Data is the driver that helps the beef industry deliver high quality beef to consumers in a timely manner. From pasture to plate, from EPDs to shear force tests, data allow every sector to make continuous improvements in the production, marketing and processing of live cattle, and selling of beef at home and abroad.

Market analysts use data to make prognoses about the state of the market and forecasts on everything from feeder cattle supplies to whether cattle or wholesale beef prices will go up or down. All this helps producers determine when to sell their cattle. The data also help the futures market set a price for live cattle well into the coming year.

It was a shock then to data watchers to read the following on April 28 on USDA Market News Service’s website concerning its weekly actual slaughter report; The slaughter data for this report is currently unavailable and it is not known when the issue will be resolved.”

The response from analysts was immediate. “This unprecedented and unanticipated lapse adds significantly to the struggle to understand cattle and beef markets,” wrote Oklahoma State University’s Derrell Peel. I agree. In one stroke, USDA failed to provide two of the most important pieces of weekly information about actual slaughter levels and carcass weights for steers, heifers and cows. Even worse, it gave no indication as to when its weekly report might resume. The only action worse than this would be if USDA suddenly stopped reporting boxed beef prices.

Weekly slaughter and carcass weight data have been a key data flow for many years, says Peel. These data are important for two reasons. The weekly flow of estimated kills, followed by actual slaughter numbers, represents the only near real-time information on meat production relative to currently observed market prices for cattle and beef. This provides the sole means to having a timely and reasonably complete picture of current supply and demand conditions, he says.

Second, slaughter data are direct data and as such, are among the more reliable data available to the industry, says Peel. Slaughter data provide a critical benchmark to validate statistically-based measures such as cattle on feed and cattle inventory reports. Lack of ability to “true up” other data series against slaughter data will lead to the reduced reliability of a much broader set of livestock industry data, he says.

Almost as ominous is why the report failed to appear, plus suggestions that other USDA reports might be under threat. The failure appears to stem from two problems, says Peel. The Food Safety Inspection Service (FSIS), the originating agency for slaughter data, does not seem to consider provision of this data a high priority.
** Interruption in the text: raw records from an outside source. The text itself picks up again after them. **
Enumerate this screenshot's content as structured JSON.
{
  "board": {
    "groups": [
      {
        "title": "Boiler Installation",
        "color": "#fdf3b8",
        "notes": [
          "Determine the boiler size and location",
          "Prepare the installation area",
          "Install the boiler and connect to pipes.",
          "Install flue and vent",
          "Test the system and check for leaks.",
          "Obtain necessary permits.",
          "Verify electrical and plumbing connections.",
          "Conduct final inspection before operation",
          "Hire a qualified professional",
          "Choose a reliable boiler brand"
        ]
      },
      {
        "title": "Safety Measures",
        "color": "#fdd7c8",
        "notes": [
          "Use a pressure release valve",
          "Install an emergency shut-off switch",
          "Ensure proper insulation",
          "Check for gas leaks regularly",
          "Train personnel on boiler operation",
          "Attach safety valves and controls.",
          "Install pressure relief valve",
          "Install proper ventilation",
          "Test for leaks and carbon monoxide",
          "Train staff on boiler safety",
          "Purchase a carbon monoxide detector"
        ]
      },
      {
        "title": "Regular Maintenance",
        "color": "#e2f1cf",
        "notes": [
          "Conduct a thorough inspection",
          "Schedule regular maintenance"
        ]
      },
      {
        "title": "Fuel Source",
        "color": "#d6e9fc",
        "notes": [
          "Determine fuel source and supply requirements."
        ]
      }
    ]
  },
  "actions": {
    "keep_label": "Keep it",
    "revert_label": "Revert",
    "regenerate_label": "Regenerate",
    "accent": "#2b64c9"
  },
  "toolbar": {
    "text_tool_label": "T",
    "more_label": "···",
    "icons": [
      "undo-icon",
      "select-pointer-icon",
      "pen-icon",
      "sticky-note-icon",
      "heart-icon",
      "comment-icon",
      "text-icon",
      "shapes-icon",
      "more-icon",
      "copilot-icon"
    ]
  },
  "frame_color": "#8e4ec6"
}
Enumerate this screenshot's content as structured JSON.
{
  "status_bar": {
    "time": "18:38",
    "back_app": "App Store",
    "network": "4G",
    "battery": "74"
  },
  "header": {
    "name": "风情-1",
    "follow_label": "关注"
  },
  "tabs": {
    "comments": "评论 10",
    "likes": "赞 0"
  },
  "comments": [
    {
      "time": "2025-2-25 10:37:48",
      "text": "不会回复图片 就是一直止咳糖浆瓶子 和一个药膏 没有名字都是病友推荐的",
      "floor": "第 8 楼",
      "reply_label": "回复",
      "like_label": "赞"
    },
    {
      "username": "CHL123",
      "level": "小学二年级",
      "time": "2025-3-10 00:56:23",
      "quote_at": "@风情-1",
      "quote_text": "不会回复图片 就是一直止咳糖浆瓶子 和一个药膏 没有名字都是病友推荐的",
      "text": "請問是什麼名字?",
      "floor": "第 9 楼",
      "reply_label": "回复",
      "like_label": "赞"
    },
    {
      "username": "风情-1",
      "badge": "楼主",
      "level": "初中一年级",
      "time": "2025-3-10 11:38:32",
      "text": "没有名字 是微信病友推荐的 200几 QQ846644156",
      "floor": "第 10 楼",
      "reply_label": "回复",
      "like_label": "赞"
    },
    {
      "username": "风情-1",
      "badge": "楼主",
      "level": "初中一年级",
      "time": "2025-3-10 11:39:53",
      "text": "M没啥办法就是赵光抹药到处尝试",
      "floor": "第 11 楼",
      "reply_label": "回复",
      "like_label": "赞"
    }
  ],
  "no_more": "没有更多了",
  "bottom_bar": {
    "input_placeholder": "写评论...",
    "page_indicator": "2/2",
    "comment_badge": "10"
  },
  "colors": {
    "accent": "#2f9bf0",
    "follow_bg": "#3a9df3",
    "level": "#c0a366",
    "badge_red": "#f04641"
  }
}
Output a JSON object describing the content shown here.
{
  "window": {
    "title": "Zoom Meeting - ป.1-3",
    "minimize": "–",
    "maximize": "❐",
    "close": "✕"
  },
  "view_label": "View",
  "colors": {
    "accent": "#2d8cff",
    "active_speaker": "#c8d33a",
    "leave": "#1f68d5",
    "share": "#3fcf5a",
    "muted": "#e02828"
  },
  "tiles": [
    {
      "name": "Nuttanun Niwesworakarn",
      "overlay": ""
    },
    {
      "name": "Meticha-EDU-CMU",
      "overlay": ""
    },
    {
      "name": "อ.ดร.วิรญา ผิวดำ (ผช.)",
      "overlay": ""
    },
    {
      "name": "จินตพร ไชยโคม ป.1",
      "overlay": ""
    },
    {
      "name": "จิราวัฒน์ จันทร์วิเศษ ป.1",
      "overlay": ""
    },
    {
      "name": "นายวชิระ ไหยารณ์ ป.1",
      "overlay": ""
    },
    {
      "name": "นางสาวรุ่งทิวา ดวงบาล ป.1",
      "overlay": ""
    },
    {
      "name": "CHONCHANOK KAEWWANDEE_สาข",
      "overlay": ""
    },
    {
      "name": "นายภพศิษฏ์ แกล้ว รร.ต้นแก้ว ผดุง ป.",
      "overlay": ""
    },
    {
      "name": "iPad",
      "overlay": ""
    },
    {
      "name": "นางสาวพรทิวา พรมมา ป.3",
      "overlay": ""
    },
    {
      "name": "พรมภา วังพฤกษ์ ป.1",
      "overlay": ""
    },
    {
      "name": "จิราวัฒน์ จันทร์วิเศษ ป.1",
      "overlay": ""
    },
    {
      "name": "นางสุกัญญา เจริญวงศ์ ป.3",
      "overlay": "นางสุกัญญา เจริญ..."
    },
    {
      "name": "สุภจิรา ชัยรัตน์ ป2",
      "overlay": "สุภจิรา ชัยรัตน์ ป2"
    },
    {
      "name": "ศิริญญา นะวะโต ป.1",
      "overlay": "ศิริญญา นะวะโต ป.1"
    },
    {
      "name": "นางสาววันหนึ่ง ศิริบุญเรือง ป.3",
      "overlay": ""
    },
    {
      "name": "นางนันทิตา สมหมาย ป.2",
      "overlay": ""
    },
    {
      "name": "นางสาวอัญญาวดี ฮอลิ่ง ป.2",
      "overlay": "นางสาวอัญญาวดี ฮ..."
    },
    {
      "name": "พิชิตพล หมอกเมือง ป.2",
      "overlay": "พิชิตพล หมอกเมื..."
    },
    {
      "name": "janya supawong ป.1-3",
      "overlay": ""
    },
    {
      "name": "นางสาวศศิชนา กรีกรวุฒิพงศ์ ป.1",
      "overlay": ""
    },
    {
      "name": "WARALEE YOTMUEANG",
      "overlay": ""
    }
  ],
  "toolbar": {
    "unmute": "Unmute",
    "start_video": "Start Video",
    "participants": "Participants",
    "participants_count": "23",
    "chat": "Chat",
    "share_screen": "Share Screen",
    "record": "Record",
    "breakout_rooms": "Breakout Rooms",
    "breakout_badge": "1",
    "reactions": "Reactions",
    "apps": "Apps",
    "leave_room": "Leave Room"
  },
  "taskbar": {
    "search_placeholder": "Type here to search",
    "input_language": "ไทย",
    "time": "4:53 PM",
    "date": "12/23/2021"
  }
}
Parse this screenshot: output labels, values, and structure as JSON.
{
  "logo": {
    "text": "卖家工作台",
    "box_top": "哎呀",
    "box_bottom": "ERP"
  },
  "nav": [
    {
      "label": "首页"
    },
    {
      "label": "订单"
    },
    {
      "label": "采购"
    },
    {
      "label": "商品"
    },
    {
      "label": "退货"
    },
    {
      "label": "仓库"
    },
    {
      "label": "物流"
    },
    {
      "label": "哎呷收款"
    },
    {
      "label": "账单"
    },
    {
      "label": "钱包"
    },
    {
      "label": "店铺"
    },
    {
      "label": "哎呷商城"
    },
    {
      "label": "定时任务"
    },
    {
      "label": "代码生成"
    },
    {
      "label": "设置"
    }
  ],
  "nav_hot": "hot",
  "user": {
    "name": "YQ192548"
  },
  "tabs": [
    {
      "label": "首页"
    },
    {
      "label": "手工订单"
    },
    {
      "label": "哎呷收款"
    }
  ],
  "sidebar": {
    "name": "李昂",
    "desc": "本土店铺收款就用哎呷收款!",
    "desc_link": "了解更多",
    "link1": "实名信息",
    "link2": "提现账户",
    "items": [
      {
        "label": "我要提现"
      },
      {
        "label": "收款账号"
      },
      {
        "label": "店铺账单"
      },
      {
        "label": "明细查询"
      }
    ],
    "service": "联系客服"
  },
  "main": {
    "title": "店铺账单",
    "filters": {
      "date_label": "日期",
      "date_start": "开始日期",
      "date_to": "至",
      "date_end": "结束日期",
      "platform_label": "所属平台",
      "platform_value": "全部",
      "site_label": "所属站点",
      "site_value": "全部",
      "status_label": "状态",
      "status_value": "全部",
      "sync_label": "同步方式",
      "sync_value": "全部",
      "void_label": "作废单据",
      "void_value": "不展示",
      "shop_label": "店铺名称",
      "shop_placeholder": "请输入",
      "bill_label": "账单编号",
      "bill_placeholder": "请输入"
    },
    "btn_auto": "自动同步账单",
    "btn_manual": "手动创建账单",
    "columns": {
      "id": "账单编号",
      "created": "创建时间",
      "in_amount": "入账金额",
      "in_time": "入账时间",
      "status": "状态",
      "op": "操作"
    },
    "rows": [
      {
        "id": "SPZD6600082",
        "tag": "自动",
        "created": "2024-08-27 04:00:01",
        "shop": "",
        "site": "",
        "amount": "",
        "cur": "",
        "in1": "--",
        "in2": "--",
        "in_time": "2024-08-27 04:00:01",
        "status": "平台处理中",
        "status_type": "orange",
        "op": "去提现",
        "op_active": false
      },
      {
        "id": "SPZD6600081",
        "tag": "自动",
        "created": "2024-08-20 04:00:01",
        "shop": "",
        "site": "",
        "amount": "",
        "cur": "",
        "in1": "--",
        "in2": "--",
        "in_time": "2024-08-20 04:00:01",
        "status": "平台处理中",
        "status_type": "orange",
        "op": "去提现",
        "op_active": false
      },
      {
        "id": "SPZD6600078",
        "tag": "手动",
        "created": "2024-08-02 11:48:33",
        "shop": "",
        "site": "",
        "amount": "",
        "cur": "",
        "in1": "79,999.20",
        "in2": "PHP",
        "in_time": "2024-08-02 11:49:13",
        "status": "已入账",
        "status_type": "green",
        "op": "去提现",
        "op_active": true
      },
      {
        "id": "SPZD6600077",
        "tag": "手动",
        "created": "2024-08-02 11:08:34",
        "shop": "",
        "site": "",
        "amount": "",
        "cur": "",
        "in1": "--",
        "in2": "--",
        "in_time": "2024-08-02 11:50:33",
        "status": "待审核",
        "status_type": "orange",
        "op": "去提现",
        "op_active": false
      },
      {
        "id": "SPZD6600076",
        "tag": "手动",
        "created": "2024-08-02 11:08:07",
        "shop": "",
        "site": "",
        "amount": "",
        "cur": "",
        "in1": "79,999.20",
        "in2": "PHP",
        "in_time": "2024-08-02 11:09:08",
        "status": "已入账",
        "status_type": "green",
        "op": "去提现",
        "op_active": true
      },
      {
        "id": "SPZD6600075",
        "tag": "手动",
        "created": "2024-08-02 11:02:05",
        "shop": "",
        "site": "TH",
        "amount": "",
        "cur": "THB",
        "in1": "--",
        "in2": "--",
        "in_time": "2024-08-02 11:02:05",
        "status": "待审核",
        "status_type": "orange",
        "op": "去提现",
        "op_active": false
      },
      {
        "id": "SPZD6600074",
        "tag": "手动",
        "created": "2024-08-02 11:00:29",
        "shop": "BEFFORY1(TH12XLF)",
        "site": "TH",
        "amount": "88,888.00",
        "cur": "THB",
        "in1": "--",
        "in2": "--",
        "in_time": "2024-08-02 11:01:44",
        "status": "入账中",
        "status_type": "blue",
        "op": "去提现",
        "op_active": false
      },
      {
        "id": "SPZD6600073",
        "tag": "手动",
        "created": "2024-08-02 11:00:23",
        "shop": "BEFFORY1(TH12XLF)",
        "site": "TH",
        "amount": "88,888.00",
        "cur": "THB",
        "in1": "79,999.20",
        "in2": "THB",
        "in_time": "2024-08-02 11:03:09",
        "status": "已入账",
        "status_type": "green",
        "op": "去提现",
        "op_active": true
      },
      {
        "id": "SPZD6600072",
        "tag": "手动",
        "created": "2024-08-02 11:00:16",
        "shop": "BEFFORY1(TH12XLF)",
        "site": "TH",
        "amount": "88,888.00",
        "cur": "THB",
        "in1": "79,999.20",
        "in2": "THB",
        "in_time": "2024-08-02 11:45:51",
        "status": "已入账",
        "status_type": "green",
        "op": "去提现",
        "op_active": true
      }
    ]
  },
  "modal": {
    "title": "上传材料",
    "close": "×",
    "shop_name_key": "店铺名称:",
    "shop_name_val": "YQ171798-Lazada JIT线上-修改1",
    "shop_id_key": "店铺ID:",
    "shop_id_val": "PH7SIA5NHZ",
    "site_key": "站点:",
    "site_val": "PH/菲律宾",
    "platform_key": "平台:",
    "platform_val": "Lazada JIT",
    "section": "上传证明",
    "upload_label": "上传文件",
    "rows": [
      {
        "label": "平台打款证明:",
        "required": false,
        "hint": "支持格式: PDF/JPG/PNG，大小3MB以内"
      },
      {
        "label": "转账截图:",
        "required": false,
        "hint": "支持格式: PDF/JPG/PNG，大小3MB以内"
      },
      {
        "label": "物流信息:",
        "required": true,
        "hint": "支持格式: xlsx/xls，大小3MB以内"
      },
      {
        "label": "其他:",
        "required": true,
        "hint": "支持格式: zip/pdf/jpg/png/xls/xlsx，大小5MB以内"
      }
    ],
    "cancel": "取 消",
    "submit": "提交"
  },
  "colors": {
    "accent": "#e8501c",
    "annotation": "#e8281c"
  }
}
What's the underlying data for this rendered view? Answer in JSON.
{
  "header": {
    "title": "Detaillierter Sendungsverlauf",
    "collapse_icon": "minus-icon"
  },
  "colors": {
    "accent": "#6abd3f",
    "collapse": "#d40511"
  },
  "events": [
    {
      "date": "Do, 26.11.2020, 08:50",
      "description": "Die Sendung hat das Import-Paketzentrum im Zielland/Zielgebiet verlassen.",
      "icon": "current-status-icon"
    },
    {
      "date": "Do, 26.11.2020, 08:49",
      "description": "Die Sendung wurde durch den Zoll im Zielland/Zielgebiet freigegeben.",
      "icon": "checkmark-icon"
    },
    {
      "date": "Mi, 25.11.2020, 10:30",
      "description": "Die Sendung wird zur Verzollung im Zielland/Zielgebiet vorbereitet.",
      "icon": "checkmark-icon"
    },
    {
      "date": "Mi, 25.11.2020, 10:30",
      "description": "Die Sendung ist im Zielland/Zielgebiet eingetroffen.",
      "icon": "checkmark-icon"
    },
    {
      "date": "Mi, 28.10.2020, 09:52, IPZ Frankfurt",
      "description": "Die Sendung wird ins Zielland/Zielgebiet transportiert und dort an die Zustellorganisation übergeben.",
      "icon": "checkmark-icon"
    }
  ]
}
Second, like several data series, slaughter data pass through several USDA agencies on the way to being publicly released. There appears to be a lack of emphasis on interagency cooperation, from the highest levels of USDA administration, to ensure that the data are provided and released in a proper and timely fashion, he says.

Moreover, this is not the only data issue facing the beef industry, says Peel. Anticipating budget reductions, some USDA agencies have proposed reductions and eliminations of data that may have significant impacts on the industry. The National Agricultural Statistics Service, (NASS) for example, has provided a list of possible data changes, including: quarterly instead of monthly Cattle on Feed reports; eliminating the July Cattle Inventory report; changes to livestock slaughter data.

Several changes in crop yield and production estimates are also proposed, which would reduce the ability of the livestock industry to understand and anticipate feed market conditions. Yet the need for USDA to maintain the role of primary provider of agricultural production and market price data is more important now than at any time in many years, says Peel. I agree and urge producers to voice their strong concerns.